How to complete this task: Before repeating the entries below, strip out every picture and keep all else as it is.

Given data:
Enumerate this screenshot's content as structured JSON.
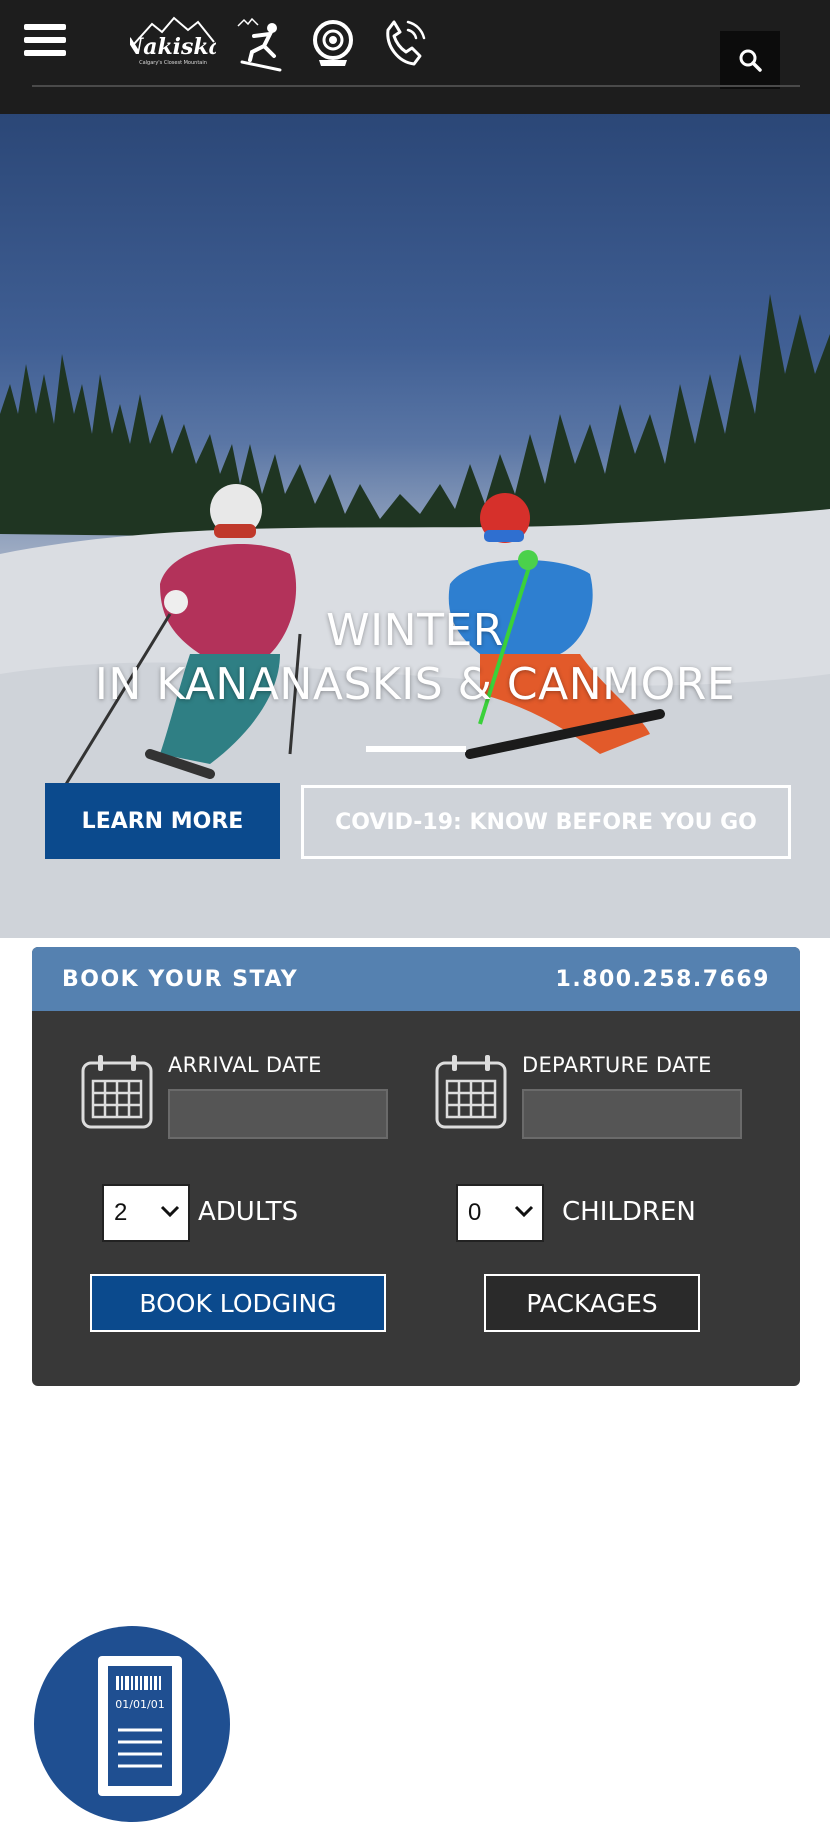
{
  "header": {
    "logo_text": "Nakiska",
    "logo_tagline": "Calgary's Closest Mountain",
    "icons": [
      "menu-icon",
      "skier-icon",
      "webcam-icon",
      "phone-icon",
      "search-icon"
    ]
  },
  "hero": {
    "title_line1": "WINTER",
    "title_line2": "IN KANANASKIS & CANMORE",
    "learn_more_label": "LEARN MORE",
    "covid_label": "COVID-19: KNOW BEFORE YOU GO"
  },
  "booking": {
    "heading": "BOOK YOUR STAY",
    "phone": "1.800.258.7669",
    "arrival_label": "ARRIVAL DATE",
    "departure_label": "DEPARTURE DATE",
    "arrival_value": "",
    "departure_value": "",
    "adults_value": "2",
    "adults_label": "ADULTS",
    "children_value": "0",
    "children_label": "CHILDREN",
    "book_lodging_label": "BOOK LODGING",
    "packages_label": "PACKAGES"
  },
  "ticket": {
    "date_text": "01/01/01",
    "icon": "lift-ticket-icon"
  },
  "colors": {
    "header_bg": "#1d1d1d",
    "brand_blue": "#0b4a8d",
    "booking_header": "#5581b0",
    "booking_body": "#383838"
  }
}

Your response:
Enumerate this screenshot's content as structured JSON.
{
  "header": {
    "logo_text": "Nakiska",
    "logo_tagline": "Calgary's Closest Mountain",
    "icons": [
      "menu-icon",
      "skier-icon",
      "webcam-icon",
      "phone-icon",
      "search-icon"
    ]
  },
  "hero": {
    "title_line1": "WINTER",
    "title_line2": "IN KANANASKIS & CANMORE",
    "learn_more_label": "LEARN MORE",
    "covid_label": "COVID-19: KNOW BEFORE YOU GO"
  },
  "booking": {
    "heading": "BOOK YOUR STAY",
    "phone": "1.800.258.7669",
    "arrival_label": "ARRIVAL DATE",
    "departure_label": "DEPARTURE DATE",
    "arrival_value": "",
    "departure_value": "",
    "adults_value": "2",
    "adults_label": "ADULTS",
    "children_value": "0",
    "children_label": "CHILDREN",
    "book_lodging_label": "BOOK LODGING",
    "packages_label": "PACKAGES"
  },
  "ticket": {
    "date_text": "01/01/01",
    "icon": "lift-ticket-icon"
  },
  "colors": {
    "header_bg": "#1d1d1d",
    "brand_blue": "#0b4a8d",
    "booking_header": "#5581b0",
    "booking_body": "#383838"
  }
}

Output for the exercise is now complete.